DATA Start Marker
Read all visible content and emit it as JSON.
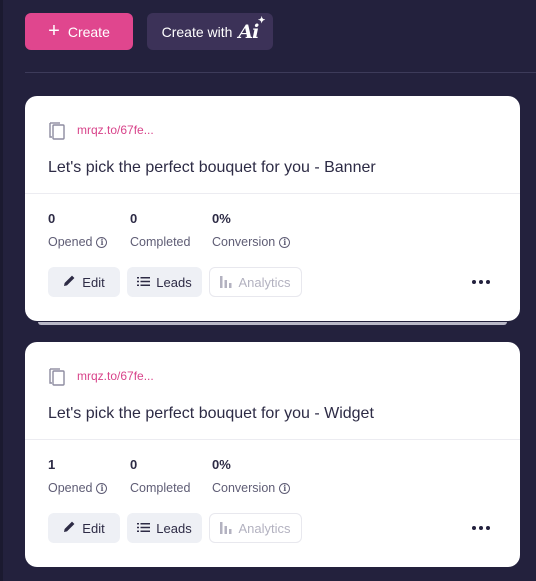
{
  "toolbar": {
    "create_label": "Create",
    "create_with_label": "Create with",
    "ai_label": "Ai"
  },
  "colors": {
    "background": "#23213d",
    "create_button": "#e0468e",
    "ai_button": "#3c3258",
    "link": "#d8438a"
  },
  "cards": [
    {
      "short_link": "mrqz.to/67fe...",
      "title": "Let's pick the perfect bouquet for you - Banner",
      "stats": {
        "opened_value": "0",
        "opened_label": "Opened",
        "completed_value": "0",
        "completed_label": "Completed",
        "conversion_value": "0%",
        "conversion_label": "Conversion"
      },
      "actions": {
        "edit": "Edit",
        "leads": "Leads",
        "analytics": "Analytics"
      }
    },
    {
      "short_link": "mrqz.to/67fe...",
      "title": "Let's pick the perfect bouquet for you - Widget",
      "stats": {
        "opened_value": "1",
        "opened_label": "Opened",
        "completed_value": "0",
        "completed_label": "Completed",
        "conversion_value": "0%",
        "conversion_label": "Conversion"
      },
      "actions": {
        "edit": "Edit",
        "leads": "Leads",
        "analytics": "Analytics"
      }
    }
  ],
  "icons": {
    "copy": "copy-icon",
    "info": "info-icon",
    "edit": "pencil-icon",
    "leads": "list-icon",
    "analytics": "bar-chart-icon",
    "more": "more-dots-icon"
  }
}
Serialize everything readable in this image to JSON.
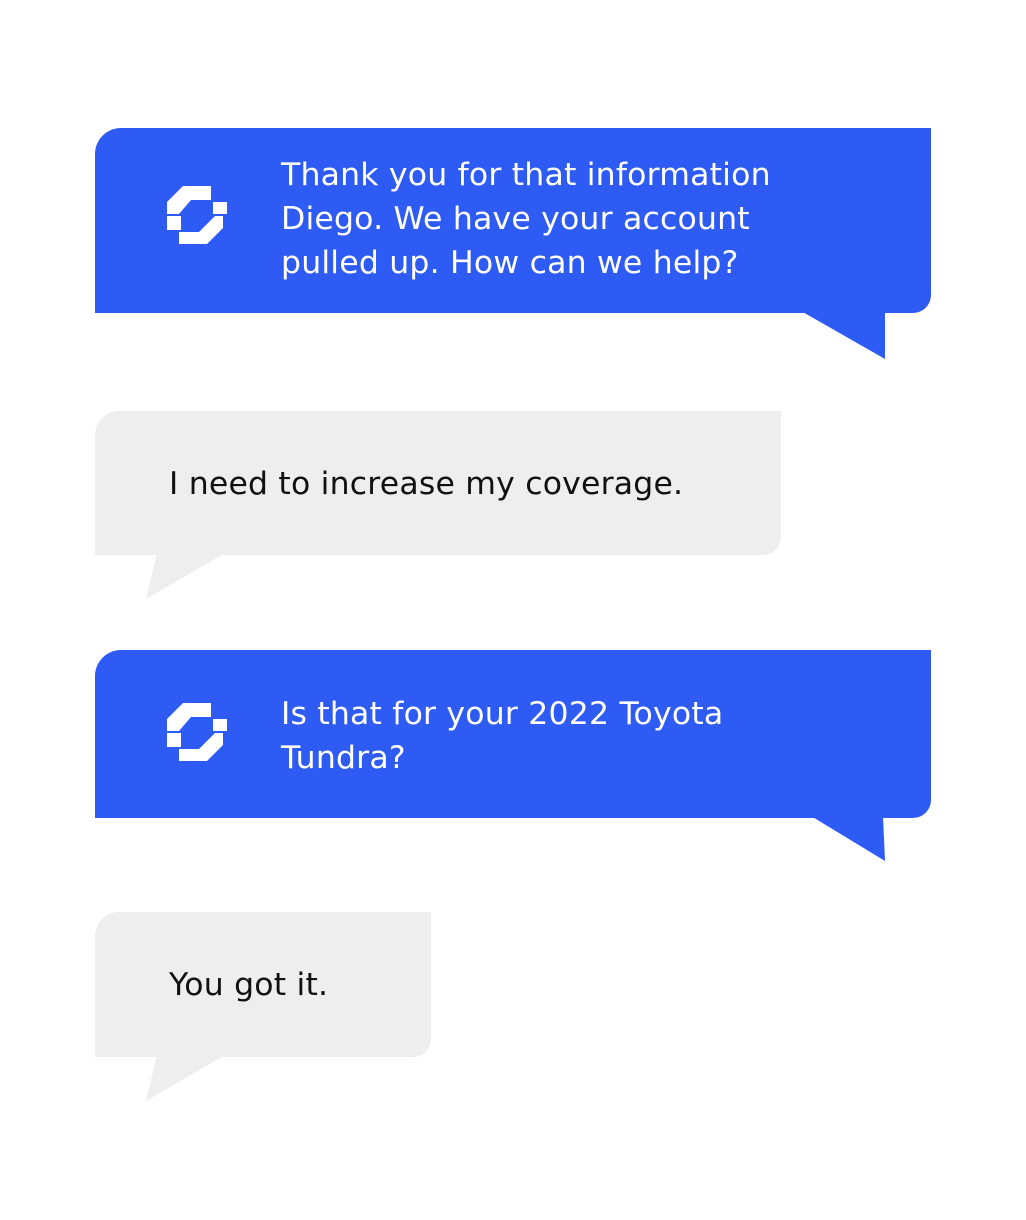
{
  "colors": {
    "bot_bubble": "#2f5bf5",
    "user_bubble": "#eeeeee",
    "bot_text": "#ffffff",
    "user_text": "#111111"
  },
  "messages": [
    {
      "sender": "agent",
      "avatar_icon": "brand-logo-icon",
      "lines": [
        "Thank you for that information",
        "Diego. We have your account",
        "pulled up. How can we help?"
      ]
    },
    {
      "sender": "user",
      "lines": [
        "I need to increase my coverage."
      ]
    },
    {
      "sender": "agent",
      "avatar_icon": "brand-logo-icon",
      "lines": [
        "Is that for your 2022 Toyota",
        "Tundra?"
      ]
    },
    {
      "sender": "user",
      "lines": [
        "You got it."
      ]
    }
  ]
}
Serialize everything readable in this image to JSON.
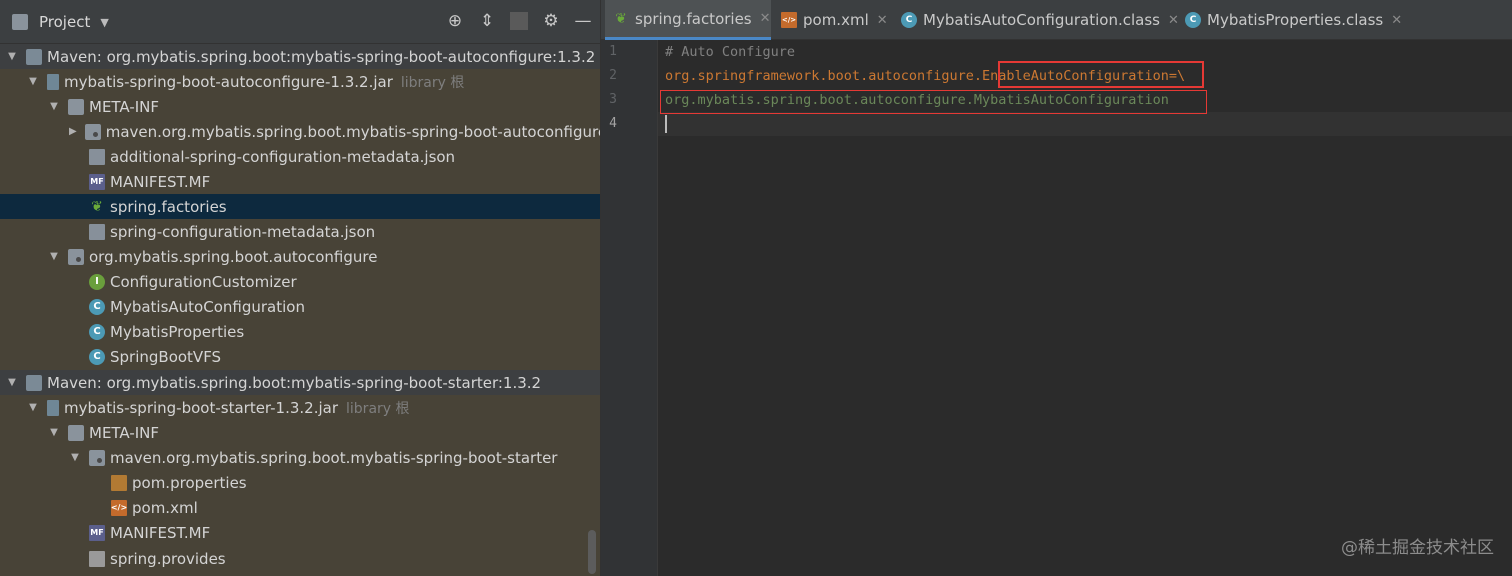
{
  "project_panel": {
    "title": "Project",
    "tree": [
      {
        "label": "Maven: org.mybatis.spring.boot:mybatis-spring-boot-autoconfigure:1.3.2",
        "icon": "maven-library-icon"
      },
      {
        "label": "mybatis-spring-boot-autoconfigure-1.3.2.jar",
        "note": "library 根",
        "icon": "jar-icon"
      },
      {
        "label": "META-INF",
        "icon": "folder-icon"
      },
      {
        "label": "maven.org.mybatis.spring.boot.mybatis-spring-boot-autoconfigure",
        "icon": "package-folder-icon"
      },
      {
        "label": "additional-spring-configuration-metadata.json",
        "icon": "json-spring-icon"
      },
      {
        "label": "MANIFEST.MF",
        "icon": "manifest-icon"
      },
      {
        "label": "spring.factories",
        "icon": "spring-leaf-icon"
      },
      {
        "label": "spring-configuration-metadata.json",
        "icon": "json-file-icon"
      },
      {
        "label": "org.mybatis.spring.boot.autoconfigure",
        "icon": "package-folder-icon"
      },
      {
        "label": "ConfigurationCustomizer",
        "icon": "interface-icon"
      },
      {
        "label": "MybatisAutoConfiguration",
        "icon": "class-icon"
      },
      {
        "label": "MybatisProperties",
        "icon": "class-icon"
      },
      {
        "label": "SpringBootVFS",
        "icon": "class-icon"
      },
      {
        "label": "Maven: org.mybatis.spring.boot:mybatis-spring-boot-starter:1.3.2",
        "icon": "maven-library-icon"
      },
      {
        "label": "mybatis-spring-boot-starter-1.3.2.jar",
        "note": "library 根",
        "icon": "jar-icon"
      },
      {
        "label": "META-INF",
        "icon": "folder-icon"
      },
      {
        "label": "maven.org.mybatis.spring.boot.mybatis-spring-boot-starter",
        "icon": "package-folder-icon"
      },
      {
        "label": "pom.properties",
        "icon": "properties-file-icon"
      },
      {
        "label": "pom.xml",
        "icon": "xml-file-icon"
      },
      {
        "label": "MANIFEST.MF",
        "icon": "manifest-icon"
      },
      {
        "label": "spring.provides",
        "icon": "plain-file-icon"
      }
    ]
  },
  "editor": {
    "tabs": [
      {
        "label": "spring.factories",
        "icon": "spring-leaf-icon",
        "active": true
      },
      {
        "label": "pom.xml",
        "icon": "xml-file-icon"
      },
      {
        "label": "MybatisAutoConfiguration.class",
        "icon": "class-icon"
      },
      {
        "label": "MybatisProperties.class",
        "icon": "class-icon"
      }
    ],
    "line_numbers": [
      "1",
      "2",
      "3",
      "4"
    ],
    "lines": {
      "l1": "# Auto Configure",
      "l2_prefix": "org.springframework.boot.autoconfigure.",
      "l2_highlight": "EnableAutoConfiguration",
      "l2_suffix": "=\\",
      "l3": "org.mybatis.spring.boot.autoconfigure.MybatisAutoConfiguration"
    }
  },
  "colors": {
    "panel_bg": "#484337",
    "selection": "#0d293e",
    "editor_bg": "#2b2b2b",
    "key_orange": "#cc7832",
    "value_green": "#6a8759",
    "comment_gray": "#808080",
    "highlight_box_red": "#e53935"
  },
  "watermark": "@稀土掘金技术社区"
}
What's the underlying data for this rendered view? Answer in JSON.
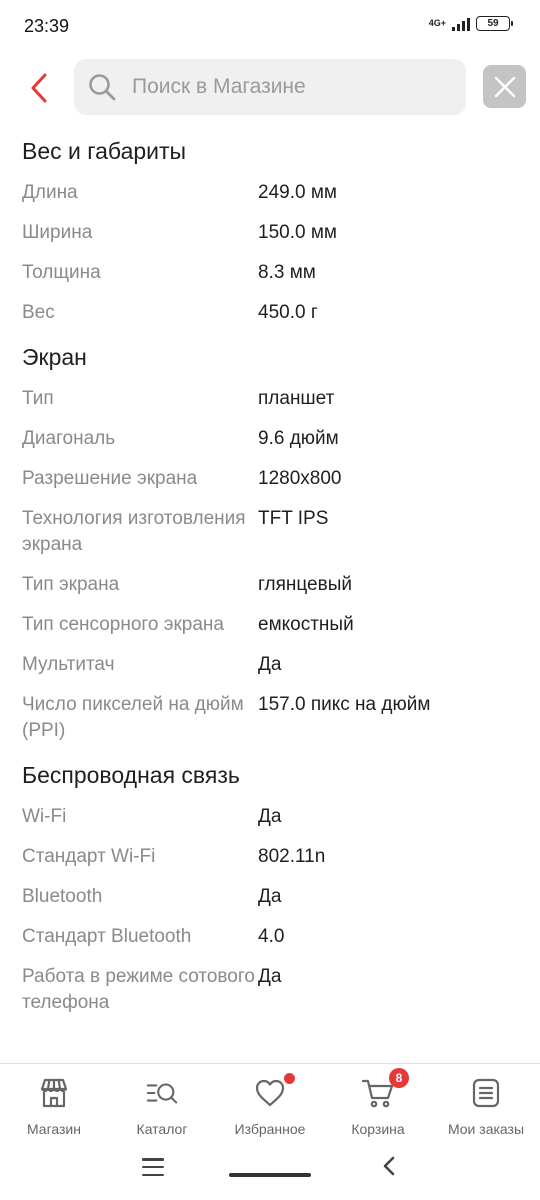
{
  "status_bar": {
    "time": "23:39",
    "network": "4G+",
    "battery": "59"
  },
  "header": {
    "search_placeholder": "Поиск в Магазине"
  },
  "sections": [
    {
      "title": "Вес и габариты",
      "rows": [
        {
          "label": "Длина",
          "value": "249.0 мм"
        },
        {
          "label": "Ширина",
          "value": "150.0 мм"
        },
        {
          "label": "Толщина",
          "value": "8.3 мм"
        },
        {
          "label": "Вес",
          "value": "450.0 г"
        }
      ]
    },
    {
      "title": "Экран",
      "rows": [
        {
          "label": "Тип",
          "value": "планшет"
        },
        {
          "label": "Диагональ",
          "value": "9.6 дюйм"
        },
        {
          "label": "Разрешение экрана",
          "value": "1280x800"
        },
        {
          "label": "Технология изготовления экрана",
          "value": "TFT IPS"
        },
        {
          "label": "Тип экрана",
          "value": "глянцевый"
        },
        {
          "label": "Тип сенсорного экрана",
          "value": "емкостный"
        },
        {
          "label": "Мультитач",
          "value": "Да"
        },
        {
          "label": "Число пикселей на дюйм (PPI)",
          "value": "157.0 пикс на дюйм"
        }
      ]
    },
    {
      "title": "Беспроводная связь",
      "rows": [
        {
          "label": "Wi-Fi",
          "value": "Да"
        },
        {
          "label": "Стандарт Wi-Fi",
          "value": "802.11n"
        },
        {
          "label": "Bluetooth",
          "value": "Да"
        },
        {
          "label": "Стандарт Bluetooth",
          "value": "4.0"
        },
        {
          "label": "Работа в режиме сотового телефона",
          "value": "Да"
        }
      ]
    }
  ],
  "bottom_nav": [
    {
      "label": "Магазин",
      "icon": "store-icon"
    },
    {
      "label": "Каталог",
      "icon": "catalog-search-icon"
    },
    {
      "label": "Избранное",
      "icon": "heart-icon",
      "badge_dot": true
    },
    {
      "label": "Корзина",
      "icon": "cart-icon",
      "badge_count": "8"
    },
    {
      "label": "Мои заказы",
      "icon": "orders-icon"
    }
  ],
  "colors": {
    "accent": "#e53935",
    "label_gray": "#8a8a8a",
    "text": "#1f1f1f"
  }
}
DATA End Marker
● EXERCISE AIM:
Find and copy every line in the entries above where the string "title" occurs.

● SOLUTION FOR THIS PROBLEM:
      "title": "Let's pick the perfect bouquet for you - Banner",
      "title": "Let's pick the perfect bouquet for you - Widget",
    "title": "Project",
      "title": "Вес и габариты",
      "title": "Экран",
      "title": "Беспроводная связь",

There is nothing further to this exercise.